___ Exercise data ___

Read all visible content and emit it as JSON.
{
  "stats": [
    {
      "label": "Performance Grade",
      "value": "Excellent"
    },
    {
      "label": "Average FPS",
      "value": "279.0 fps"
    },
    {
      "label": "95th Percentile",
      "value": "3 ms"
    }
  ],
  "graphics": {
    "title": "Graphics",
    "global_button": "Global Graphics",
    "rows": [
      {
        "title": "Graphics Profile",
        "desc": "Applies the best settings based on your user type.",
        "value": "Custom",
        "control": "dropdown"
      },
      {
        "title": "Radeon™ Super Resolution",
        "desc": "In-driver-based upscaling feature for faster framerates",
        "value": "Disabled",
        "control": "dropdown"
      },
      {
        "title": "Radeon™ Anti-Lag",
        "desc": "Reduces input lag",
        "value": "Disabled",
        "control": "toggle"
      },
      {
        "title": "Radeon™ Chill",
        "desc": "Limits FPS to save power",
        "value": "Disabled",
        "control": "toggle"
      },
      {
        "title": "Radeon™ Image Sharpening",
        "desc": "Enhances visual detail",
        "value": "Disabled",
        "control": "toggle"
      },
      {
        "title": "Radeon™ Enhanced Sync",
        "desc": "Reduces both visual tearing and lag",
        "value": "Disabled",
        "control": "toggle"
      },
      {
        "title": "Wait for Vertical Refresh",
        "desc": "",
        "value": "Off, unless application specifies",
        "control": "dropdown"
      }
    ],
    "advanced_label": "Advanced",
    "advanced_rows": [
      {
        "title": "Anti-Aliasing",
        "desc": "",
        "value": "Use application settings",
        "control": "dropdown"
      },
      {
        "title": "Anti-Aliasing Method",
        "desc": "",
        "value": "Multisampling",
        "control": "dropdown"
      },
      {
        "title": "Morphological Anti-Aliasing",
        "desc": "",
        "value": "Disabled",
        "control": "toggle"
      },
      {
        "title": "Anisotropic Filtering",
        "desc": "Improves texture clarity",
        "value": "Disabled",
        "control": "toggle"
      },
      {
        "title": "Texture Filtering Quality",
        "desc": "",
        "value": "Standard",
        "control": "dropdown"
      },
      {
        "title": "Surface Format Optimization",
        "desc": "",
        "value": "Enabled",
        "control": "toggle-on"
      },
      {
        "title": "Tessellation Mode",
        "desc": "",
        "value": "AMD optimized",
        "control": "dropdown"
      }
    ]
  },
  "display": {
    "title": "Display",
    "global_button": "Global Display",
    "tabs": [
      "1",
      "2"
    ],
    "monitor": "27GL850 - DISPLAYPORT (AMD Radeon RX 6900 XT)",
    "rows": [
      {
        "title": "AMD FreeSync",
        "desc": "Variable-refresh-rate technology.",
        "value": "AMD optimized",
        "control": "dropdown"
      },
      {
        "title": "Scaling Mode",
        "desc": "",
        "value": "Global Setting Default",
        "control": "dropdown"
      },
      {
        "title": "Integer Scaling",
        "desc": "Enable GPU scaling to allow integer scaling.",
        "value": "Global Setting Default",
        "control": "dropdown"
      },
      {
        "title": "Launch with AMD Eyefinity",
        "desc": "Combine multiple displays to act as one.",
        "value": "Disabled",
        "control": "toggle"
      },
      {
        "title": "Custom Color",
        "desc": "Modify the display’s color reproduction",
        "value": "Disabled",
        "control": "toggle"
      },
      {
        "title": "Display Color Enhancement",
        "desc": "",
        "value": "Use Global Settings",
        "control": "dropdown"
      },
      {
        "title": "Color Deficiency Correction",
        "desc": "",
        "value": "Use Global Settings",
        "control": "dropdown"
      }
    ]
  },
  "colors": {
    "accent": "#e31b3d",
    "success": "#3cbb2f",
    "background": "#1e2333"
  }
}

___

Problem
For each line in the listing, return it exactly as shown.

Solution for this exercise
Read all visible content and emit it as JSON.
{
  "stats": [
    {
      "label": "Performance Grade",
      "value": "Excellent"
    },
    {
      "label": "Average FPS",
      "value": "279.0 fps"
    },
    {
      "label": "95th Percentile",
      "value": "3 ms"
    }
  ],
  "graphics": {
    "title": "Graphics",
    "global_button": "Global Graphics",
    "rows": [
      {
        "title": "Graphics Profile",
        "desc": "Applies the best settings based on your user type.",
        "value": "Custom",
        "control": "dropdown"
      },
      {
        "title": "Radeon™ Super Resolution",
        "desc": "In-driver-based upscaling feature for faster framerates",
        "value": "Disabled",
        "control": "dropdown"
      },
      {
        "title": "Radeon™ Anti-Lag",
        "desc": "Reduces input lag",
        "value": "Disabled",
        "control": "toggle"
      },
      {
        "title": "Radeon™ Chill",
        "desc": "Limits FPS to save power",
        "value": "Disabled",
        "control": "toggle"
      },
      {
        "title": "Radeon™ Image Sharpening",
        "desc": "Enhances visual detail",
        "value": "Disabled",
        "control": "toggle"
      },
      {
        "title": "Radeon™ Enhanced Sync",
        "desc": "Reduces both visual tearing and lag",
        "value": "Disabled",
        "control": "toggle"
      },
      {
        "title": "Wait for Vertical Refresh",
        "desc": "",
        "value": "Off, unless application specifies",
        "control": "dropdown"
      }
    ],
    "advanced_label": "Advanced",
    "advanced_rows": [
      {
        "title": "Anti-Aliasing",
        "desc": "",
        "value": "Use application settings",
        "control": "dropdown"
      },
      {
        "title": "Anti-Aliasing Method",
        "desc": "",
        "value": "Multisampling",
        "control": "dropdown"
      },
      {
        "title": "Morphological Anti-Aliasing",
        "desc": "",
        "value": "Disabled",
        "control": "toggle"
      },
      {
        "title": "Anisotropic Filtering",
        "desc": "Improves texture clarity",
        "value": "Disabled",
        "control": "toggle"
      },
      {
        "title": "Texture Filtering Quality",
        "desc": "",
        "value": "Standard",
        "control": "dropdown"
      },
      {
        "title": "Surface Format Optimization",
        "desc": "",
        "value": "Enabled",
        "control": "toggle-on"
      },
      {
        "title": "Tessellation Mode",
        "desc": "",
        "value": "AMD optimized",
        "control": "dropdown"
      }
    ]
  },
  "display": {
    "title": "Display",
    "global_button": "Global Display",
    "tabs": [
      "1",
      "2"
    ],
    "monitor": "27GL850 - DISPLAYPORT (AMD Radeon RX 6900 XT)",
    "rows": [
      {
        "title": "AMD FreeSync",
        "desc": "Variable-refresh-rate technology.",
        "value": "AMD optimized",
        "control": "dropdown"
      },
      {
        "title": "Scaling Mode",
        "desc": "",
        "value": "Global Setting Default",
        "control": "dropdown"
      },
      {
        "title": "Integer Scaling",
        "desc": "Enable GPU scaling to allow integer scaling.",
        "value": "Global Setting Default",
        "control": "dropdown"
      },
      {
        "title": "Launch with AMD Eyefinity",
        "desc": "Combine multiple displays to act as one.",
        "value": "Disabled",
        "control": "toggle"
      },
      {
        "title": "Custom Color",
        "desc": "Modify the display’s color reproduction",
        "value": "Disabled",
        "control": "toggle"
      },
      {
        "title": "Display Color Enhancement",
        "desc": "",
        "value": "Use Global Settings",
        "control": "dropdown"
      },
      {
        "title": "Color Deficiency Correction",
        "desc": "",
        "value": "Use Global Settings",
        "control": "dropdown"
      }
    ]
  },
  "colors": {
    "accent": "#e31b3d",
    "success": "#3cbb2f",
    "background": "#1e2333"
  }
}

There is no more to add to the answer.